Web page and app entries:
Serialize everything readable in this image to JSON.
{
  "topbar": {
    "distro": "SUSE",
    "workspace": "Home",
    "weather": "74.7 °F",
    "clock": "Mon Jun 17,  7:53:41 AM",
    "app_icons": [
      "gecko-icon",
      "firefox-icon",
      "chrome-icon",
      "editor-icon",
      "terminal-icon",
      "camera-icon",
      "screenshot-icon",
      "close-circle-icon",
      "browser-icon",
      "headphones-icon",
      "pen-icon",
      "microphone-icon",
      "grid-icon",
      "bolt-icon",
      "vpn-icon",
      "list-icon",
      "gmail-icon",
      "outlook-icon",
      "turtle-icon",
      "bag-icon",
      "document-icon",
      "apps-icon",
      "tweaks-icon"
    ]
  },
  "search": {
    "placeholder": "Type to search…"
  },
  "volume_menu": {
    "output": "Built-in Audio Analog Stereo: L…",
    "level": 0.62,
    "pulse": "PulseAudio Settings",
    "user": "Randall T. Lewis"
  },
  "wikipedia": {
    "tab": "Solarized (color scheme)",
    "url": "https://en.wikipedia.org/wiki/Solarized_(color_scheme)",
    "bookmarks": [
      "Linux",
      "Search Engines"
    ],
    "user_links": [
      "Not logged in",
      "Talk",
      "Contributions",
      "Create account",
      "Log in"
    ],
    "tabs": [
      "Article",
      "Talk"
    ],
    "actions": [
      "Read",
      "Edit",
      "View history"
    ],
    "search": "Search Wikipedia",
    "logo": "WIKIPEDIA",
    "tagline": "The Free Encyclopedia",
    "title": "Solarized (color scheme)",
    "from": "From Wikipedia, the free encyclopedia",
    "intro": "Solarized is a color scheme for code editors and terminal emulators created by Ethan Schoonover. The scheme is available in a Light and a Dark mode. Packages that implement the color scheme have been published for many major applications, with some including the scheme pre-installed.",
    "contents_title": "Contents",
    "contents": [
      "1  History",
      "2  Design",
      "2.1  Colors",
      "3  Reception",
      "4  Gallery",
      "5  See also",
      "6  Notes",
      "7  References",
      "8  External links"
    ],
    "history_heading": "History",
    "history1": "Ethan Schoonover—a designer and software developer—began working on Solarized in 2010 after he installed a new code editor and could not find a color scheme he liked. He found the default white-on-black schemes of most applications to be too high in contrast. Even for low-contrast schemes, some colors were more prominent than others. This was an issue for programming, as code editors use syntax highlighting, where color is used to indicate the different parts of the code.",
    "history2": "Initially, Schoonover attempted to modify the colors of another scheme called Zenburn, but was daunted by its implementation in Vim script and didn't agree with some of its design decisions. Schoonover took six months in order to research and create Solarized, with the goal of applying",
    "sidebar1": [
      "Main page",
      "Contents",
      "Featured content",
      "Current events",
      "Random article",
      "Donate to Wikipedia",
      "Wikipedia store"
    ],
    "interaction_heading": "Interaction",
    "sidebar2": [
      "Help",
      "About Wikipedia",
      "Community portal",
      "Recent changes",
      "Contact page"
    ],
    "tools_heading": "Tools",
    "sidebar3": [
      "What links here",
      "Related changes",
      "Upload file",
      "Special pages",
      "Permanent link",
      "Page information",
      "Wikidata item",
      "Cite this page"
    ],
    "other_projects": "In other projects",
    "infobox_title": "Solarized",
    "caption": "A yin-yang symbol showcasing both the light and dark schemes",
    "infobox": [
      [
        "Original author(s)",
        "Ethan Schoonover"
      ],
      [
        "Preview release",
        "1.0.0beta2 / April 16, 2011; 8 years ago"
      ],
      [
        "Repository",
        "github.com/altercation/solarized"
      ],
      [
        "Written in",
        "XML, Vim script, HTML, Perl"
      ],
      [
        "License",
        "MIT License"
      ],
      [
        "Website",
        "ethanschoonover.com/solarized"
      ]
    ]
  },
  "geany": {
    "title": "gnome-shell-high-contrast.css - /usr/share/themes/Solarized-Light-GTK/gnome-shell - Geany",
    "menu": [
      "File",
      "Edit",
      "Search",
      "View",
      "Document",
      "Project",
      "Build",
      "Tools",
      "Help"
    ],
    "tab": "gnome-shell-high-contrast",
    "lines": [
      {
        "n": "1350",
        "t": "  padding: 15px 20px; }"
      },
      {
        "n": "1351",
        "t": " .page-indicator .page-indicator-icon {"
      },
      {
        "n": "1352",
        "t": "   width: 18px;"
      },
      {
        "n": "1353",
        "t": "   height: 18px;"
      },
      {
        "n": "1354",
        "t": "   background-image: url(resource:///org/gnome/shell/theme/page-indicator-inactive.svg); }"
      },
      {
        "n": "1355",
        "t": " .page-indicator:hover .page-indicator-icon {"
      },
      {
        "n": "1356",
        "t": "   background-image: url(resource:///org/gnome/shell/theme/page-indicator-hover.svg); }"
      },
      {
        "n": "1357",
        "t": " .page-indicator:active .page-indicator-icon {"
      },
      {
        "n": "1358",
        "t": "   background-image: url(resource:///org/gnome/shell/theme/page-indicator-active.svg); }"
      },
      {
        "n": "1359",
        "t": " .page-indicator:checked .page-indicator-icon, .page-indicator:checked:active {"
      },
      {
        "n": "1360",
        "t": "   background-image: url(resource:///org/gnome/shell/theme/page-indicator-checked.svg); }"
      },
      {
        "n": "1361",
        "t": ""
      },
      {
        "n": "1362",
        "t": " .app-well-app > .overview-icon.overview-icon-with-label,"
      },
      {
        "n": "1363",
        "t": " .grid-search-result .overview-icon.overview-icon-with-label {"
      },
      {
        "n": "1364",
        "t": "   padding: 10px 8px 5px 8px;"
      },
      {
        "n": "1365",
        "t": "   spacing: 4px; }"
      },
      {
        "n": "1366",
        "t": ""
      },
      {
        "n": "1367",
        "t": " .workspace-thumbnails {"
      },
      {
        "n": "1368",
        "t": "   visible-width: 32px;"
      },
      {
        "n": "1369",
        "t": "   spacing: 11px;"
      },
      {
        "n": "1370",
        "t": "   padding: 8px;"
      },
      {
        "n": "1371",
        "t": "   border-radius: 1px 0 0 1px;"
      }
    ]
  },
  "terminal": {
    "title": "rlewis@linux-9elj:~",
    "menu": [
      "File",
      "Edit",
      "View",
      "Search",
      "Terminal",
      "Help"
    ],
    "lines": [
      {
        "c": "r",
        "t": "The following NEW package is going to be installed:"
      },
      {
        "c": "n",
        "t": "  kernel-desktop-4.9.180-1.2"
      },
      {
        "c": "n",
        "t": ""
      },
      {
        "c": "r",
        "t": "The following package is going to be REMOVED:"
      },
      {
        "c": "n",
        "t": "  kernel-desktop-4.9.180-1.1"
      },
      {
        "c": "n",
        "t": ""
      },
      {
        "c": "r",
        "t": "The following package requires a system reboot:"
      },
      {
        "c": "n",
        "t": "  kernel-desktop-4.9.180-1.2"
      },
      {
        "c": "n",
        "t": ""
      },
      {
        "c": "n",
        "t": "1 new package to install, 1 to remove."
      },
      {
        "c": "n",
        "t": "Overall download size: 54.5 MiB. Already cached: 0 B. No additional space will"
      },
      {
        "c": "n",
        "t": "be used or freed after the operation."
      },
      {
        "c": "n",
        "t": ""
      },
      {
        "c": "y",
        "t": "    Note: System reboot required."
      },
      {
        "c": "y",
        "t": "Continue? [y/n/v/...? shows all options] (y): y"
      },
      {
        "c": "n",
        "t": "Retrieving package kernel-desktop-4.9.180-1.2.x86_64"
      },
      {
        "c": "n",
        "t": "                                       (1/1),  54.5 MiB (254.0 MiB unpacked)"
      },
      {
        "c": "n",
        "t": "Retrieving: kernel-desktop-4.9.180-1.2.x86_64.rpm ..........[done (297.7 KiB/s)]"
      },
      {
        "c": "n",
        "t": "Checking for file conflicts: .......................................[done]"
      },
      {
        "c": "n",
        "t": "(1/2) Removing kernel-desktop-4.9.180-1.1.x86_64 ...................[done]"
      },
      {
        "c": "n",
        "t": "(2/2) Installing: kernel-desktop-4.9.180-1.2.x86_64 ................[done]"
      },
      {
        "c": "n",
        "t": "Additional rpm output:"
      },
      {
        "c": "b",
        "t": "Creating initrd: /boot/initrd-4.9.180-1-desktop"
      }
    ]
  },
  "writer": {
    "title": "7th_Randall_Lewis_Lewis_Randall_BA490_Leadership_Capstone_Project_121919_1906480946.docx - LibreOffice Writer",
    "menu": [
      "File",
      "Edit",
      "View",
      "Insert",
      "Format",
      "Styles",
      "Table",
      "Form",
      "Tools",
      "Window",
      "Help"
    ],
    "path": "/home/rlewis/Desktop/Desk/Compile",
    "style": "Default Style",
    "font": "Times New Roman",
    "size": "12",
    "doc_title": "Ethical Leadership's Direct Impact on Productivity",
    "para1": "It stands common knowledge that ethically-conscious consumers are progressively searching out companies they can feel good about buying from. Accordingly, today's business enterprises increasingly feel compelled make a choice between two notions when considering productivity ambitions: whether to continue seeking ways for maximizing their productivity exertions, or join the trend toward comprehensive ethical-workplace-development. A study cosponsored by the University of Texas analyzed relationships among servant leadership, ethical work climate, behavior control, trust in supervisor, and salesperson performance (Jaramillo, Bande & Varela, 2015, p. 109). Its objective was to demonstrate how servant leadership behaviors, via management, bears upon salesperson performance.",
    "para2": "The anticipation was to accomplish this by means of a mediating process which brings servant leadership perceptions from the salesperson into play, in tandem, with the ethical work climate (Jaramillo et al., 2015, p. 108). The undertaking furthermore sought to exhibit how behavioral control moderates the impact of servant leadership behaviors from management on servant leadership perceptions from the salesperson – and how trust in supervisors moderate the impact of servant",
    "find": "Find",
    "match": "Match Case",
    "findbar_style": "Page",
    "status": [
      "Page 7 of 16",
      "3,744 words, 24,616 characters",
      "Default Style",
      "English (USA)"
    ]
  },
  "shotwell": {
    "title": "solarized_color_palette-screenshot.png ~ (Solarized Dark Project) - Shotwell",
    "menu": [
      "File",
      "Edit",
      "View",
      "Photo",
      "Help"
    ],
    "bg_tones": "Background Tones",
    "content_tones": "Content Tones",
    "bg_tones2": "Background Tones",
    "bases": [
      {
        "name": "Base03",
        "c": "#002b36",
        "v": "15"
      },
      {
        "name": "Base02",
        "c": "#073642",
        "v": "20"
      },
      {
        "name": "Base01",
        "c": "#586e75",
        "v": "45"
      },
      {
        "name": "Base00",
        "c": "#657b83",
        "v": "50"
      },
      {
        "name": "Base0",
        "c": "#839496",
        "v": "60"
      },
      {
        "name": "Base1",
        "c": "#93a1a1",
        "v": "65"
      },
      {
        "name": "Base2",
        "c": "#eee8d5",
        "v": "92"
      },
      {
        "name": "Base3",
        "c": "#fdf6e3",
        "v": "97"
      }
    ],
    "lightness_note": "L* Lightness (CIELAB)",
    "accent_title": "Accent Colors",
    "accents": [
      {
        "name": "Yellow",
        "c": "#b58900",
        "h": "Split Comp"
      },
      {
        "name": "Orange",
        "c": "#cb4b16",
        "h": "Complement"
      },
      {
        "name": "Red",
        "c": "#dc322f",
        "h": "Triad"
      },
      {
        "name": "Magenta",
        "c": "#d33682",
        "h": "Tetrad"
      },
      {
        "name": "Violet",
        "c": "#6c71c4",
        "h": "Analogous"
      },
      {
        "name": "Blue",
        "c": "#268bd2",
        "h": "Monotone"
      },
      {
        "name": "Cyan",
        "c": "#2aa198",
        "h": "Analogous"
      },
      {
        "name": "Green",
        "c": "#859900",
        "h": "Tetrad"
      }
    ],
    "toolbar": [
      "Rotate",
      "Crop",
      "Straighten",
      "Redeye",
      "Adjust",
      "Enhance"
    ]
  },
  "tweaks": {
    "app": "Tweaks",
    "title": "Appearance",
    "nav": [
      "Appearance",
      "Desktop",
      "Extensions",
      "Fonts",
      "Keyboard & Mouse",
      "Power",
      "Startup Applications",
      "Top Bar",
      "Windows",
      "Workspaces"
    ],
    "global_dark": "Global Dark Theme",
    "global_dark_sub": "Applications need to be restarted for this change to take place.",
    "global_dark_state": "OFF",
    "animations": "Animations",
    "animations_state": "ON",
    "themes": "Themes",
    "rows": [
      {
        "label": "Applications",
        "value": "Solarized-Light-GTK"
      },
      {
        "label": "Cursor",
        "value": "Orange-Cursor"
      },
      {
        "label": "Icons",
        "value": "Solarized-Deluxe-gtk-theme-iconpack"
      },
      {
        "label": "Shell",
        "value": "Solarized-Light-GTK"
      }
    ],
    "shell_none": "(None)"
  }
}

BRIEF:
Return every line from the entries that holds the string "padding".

SOLUTION:
        "t": "  padding: 15px 20px; }"
        "t": "   padding: 10px 8px 5px 8px;"
        "t": "   padding: 8px;"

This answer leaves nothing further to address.